“As someone with an autoimmune disease, I never stopped wearing a mask and now with Delta, I feel stuck at home again,” one person wrote.

Another person echoed these thoughts, sharing that “I started to socialize again (with a mask) but now I will begin isolating except for groceries and needed doctor appointments.”

“It feels impossible to do the daily calculations to figure out what is reasonably safe with masks and what is not,” another person shared. “It’s bad enough being chronically ill without having to constantly assess risk and then justify my conclusions to everyone else I interact with, most of whom are vaccinated people not following Delta as closely or taking it as seriously because they believe they are protected.”

“I was so happy when vaccines came out and cases went way down that I ventured out of my home, and even went to Hawaii,” one person wrote. “Now, I’m scared to leave my house. I feel like I will never have a life again.”

The Global Healthy Living Foundation is committed to providing ongoing education about COVID-19 vaccines for the chronic illness and immunocompromised community.

To stay informed about the latest COVID-19 vaccine news for people who are immunocompromised, take immunosuppressant medications, or have autoimmune conditions, follow all of our COVID-19 vaccine coverage here.

Get Free Coronavirus Support for Chronic Illness Patients

Join the Global Healthy Living Foundation’s free COVID-19 Support Program for chronic illness patients and their families. We will be providing updated information, community support, and other resources tailored specifically to your health and safety.

About the Patient Support Program Quick Poll

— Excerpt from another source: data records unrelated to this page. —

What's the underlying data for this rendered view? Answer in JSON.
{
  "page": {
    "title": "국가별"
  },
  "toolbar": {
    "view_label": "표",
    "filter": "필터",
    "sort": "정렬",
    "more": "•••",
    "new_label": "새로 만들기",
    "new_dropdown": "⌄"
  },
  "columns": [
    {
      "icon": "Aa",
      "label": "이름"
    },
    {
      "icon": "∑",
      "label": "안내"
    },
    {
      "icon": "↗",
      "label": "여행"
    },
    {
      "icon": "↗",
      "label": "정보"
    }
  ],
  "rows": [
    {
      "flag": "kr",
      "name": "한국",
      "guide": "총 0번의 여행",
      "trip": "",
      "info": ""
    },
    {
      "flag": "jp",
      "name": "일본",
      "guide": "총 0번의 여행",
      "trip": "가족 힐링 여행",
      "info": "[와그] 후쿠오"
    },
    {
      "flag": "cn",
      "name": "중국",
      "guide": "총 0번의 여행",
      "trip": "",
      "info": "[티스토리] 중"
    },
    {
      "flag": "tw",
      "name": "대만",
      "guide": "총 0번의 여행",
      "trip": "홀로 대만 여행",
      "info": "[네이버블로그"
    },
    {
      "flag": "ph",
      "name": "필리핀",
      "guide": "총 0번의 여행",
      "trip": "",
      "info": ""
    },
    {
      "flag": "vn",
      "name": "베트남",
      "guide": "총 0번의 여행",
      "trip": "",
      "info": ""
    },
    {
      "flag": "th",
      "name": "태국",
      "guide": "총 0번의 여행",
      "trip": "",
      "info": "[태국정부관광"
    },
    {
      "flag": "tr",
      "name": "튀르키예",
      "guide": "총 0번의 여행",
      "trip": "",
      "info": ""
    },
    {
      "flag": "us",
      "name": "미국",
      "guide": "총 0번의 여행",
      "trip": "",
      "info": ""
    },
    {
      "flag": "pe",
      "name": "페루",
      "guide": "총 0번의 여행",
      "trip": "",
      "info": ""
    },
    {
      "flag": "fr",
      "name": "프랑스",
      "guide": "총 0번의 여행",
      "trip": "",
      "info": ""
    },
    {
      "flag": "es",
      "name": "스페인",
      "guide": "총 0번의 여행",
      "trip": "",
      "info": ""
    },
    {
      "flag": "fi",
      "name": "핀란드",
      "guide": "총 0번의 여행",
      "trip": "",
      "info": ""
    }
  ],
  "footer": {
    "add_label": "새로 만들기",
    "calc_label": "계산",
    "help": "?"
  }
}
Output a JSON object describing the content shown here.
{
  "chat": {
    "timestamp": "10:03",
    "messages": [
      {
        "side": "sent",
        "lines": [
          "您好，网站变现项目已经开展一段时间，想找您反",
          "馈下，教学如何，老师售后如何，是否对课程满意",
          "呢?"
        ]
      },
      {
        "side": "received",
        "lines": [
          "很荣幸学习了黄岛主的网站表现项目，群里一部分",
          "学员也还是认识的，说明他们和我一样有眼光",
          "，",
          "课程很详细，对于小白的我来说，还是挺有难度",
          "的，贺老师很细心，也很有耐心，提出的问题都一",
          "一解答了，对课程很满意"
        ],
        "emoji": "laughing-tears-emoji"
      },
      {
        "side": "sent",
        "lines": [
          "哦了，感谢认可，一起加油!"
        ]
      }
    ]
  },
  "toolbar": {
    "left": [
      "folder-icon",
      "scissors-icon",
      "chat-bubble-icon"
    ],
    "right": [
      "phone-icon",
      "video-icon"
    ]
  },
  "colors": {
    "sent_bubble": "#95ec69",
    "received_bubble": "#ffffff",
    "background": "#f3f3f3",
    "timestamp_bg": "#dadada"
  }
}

Members of our program have underlying health issues — such as inflammatory arthritis and other autoimmune conditions, heart disease, lung disease, diabetes, and more — that may increase their risk for COVID-19 complications. They are interested in understanding the best ways to stay safe during the pandemic and to be part of a community of people with similar concerns, questions, and fears.

We regularly poll members, who live in the U.S. as well as around the globe, about a variety of topics, including how the pandemic is affecting their lifestyle, mental health, chronic disease management, medication adherence, and more.

We use this information to inform the educational resources we provide and to inform other stakeholders — such as public health experts, policymakers, advocacy groups, health care professionals, and pharmaceutical companies — about chronic illness patients’ needs and concerns. You can participate in ongoing polls by joining the support program here.

COVID-19 Vaccine Breakthrough Infections Reported to CDC — United States, January 1–April 30, 2021. Morbidity and Mortality Weekly Report. U.S. Centers for Disease Control and Prevention. May 28, 2021. https://www.cdc.gov/mmwr/volumes/70/wr/mm7021e3.htm.

COVID Data Tracker. U.S. Centers for Disease Control and Prevention. August 10, 2021. https://covid.cdc.gov/covid-data-tracker/#variant-proportions.

Interim Public Health Recommendations for Fully Vaccinated People. COVID-19. U.S. Centers for Disease Control and Prevention. July 28, 2021. https://www.cdc.gov/coronavirus/2019-ncov/vaccines/fully-vaccinated-guidance.html.

  • Was This Helpful?